◆ **Task requirements**
Whenever the string "this" turns up in a line below, that line should be copied.

*** Task data ***

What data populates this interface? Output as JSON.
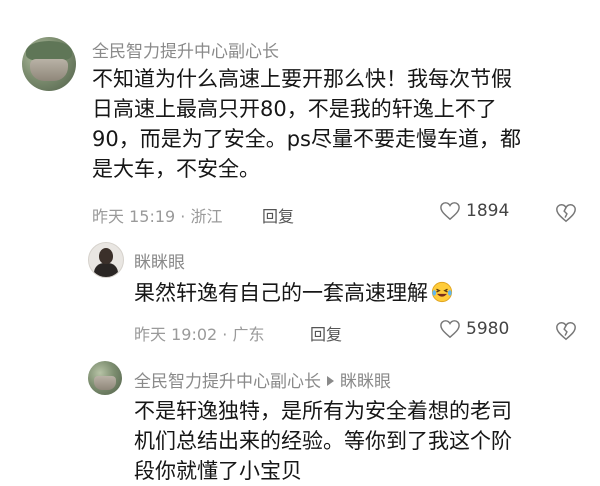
{
  "comments": [
    {
      "user": "全民智力提升中心副心长",
      "lines": [
        "不知道为什么高速上要开那么快！我每次节假",
        "日高速上最高只开80，不是我的轩逸上不了",
        "90，而是为了安全。ps尽量不要走慢车道，都",
        "是大车，不安全。"
      ],
      "time": "昨天 15:19",
      "location": "浙江",
      "reply_label": "回复",
      "likes": "1894"
    }
  ],
  "replies": [
    {
      "user": "眯眯眼",
      "text": "果然轩逸有自己的一套高速理解",
      "emoji": "laughing-crying-emoji",
      "time": "昨天 19:02",
      "location": "广东",
      "reply_label": "回复",
      "likes": "5980"
    },
    {
      "user": "全民智力提升中心副心长",
      "reply_to": "眯眯眼",
      "lines": [
        "不是轩逸独特，是所有为安全着想的老司",
        "机们总结出来的经验。等你到了我这个阶",
        "段你就懂了小宝贝"
      ]
    }
  ],
  "icons": {
    "like": "heart-outline-icon",
    "dislike": "broken-heart-icon",
    "reply_arrow": "triangle-right-icon"
  }
}
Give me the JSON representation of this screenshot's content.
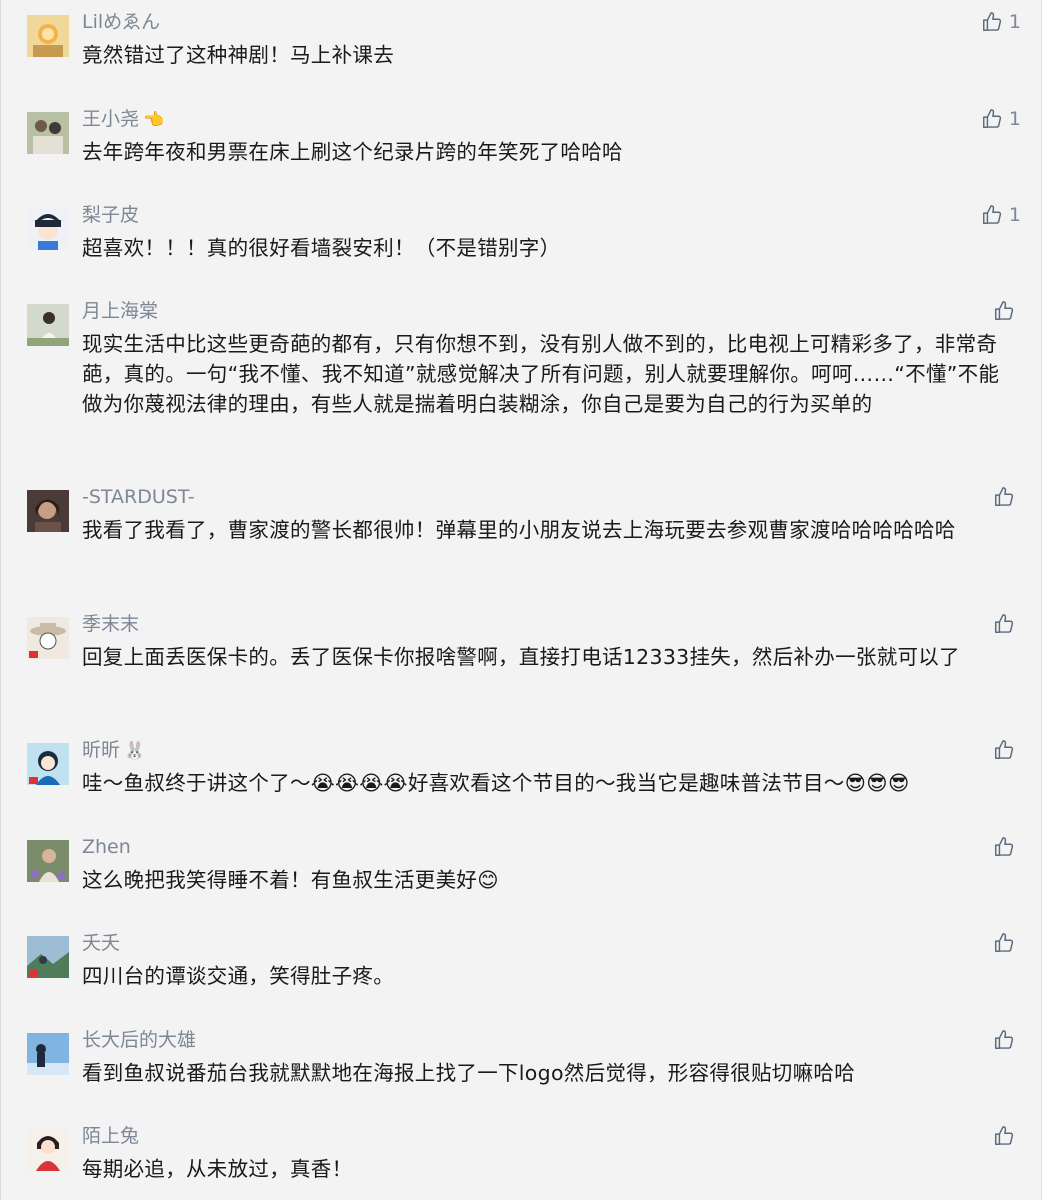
{
  "comments": [
    {
      "name": "Lilめゑん",
      "text": "竟然错过了这种神剧！马上补课去",
      "likes": "1",
      "avatar": "avatar-sun-character-icon",
      "avatar_bg": "#e9c97a"
    },
    {
      "name": "王小尧",
      "name_emoji": "👈",
      "text": "去年跨年夜和男票在床上刷这个纪录片跨的年笑死了哈哈哈",
      "likes": "1",
      "avatar": "avatar-couple-photo-icon",
      "avatar_bg": "#b9c2a8"
    },
    {
      "name": "梨子皮",
      "text": "超喜欢！！！真的很好看墙裂安利！（不是错别字）",
      "likes": "1",
      "avatar": "avatar-cartoon-boy-icon",
      "avatar_bg": "#e8eef5"
    },
    {
      "name": "月上海棠",
      "text": "现实生活中比这些更奇葩的都有，只有你想不到，没有别人做不到的，比电视上可精彩多了，非常奇葩，真的。一句“我不懂、我不知道”就感觉解决了所有问题，别人就要理解你。呵呵……“不懂”不能做为你蔑视法律的理由，有些人就是揣着明白装糊涂，你自己是要为自己的行为买单的",
      "likes": "",
      "avatar": "avatar-girl-sitting-icon",
      "avatar_bg": "#cfd6c6"
    },
    {
      "name": "-STARDUST-",
      "text": "我看了我看了，曹家渡的警长都很帅！弹幕里的小朋友说去上海玩要去参观曹家渡哈哈哈哈哈哈",
      "likes": "",
      "avatar": "avatar-dark-portrait-icon",
      "avatar_bg": "#5b4a44"
    },
    {
      "name": "季末末",
      "text": "回复上面丢医保卡的。丢了医保卡你报啥警啊，直接打电话12333挂失，然后补办一张就可以了",
      "likes": "",
      "avatar": "avatar-hat-sketch-icon",
      "avatar_bg": "#eee8df"
    },
    {
      "name": "昕昕",
      "name_emoji": "🐰",
      "text": "哇～鱼叔终于讲这个了～😭😭😭😭好喜欢看这个节目的～我当它是趣味普法节目～😎😎😎",
      "likes": "",
      "avatar": "avatar-cartoon-girl-icon",
      "avatar_bg": "#bfe0ef"
    },
    {
      "name": "Zhen",
      "text": "这么晚把我笑得睡不着！有鱼叔生活更美好😊",
      "likes": "",
      "avatar": "avatar-woman-flowers-icon",
      "avatar_bg": "#7a8a6a"
    },
    {
      "name": "夭夭",
      "text": "四川台的谭谈交通，笑得肚子疼。",
      "likes": "",
      "avatar": "avatar-landscape-icon",
      "avatar_bg": "#8fb0c8"
    },
    {
      "name": "长大后的大雄",
      "text": "看到鱼叔说番茄台我就默默地在海报上找了一下logo然后觉得，形容得很贴切嘛哈哈",
      "likes": "",
      "avatar": "avatar-silhouette-sky-icon",
      "avatar_bg": "#6fa8d6"
    },
    {
      "name": "陌上兔",
      "text": "每期必追，从未放过，真香！",
      "likes": "",
      "avatar": "avatar-doll-icon",
      "avatar_bg": "#f4eee8"
    }
  ],
  "colors": {
    "name": "#7d8796",
    "text": "#1a1a1a",
    "background": "#f3f3f3"
  }
}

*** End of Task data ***

◆ **Your response**
What data populates this interface? Output as JSON.
Give me the JSON representation of this screenshot's content.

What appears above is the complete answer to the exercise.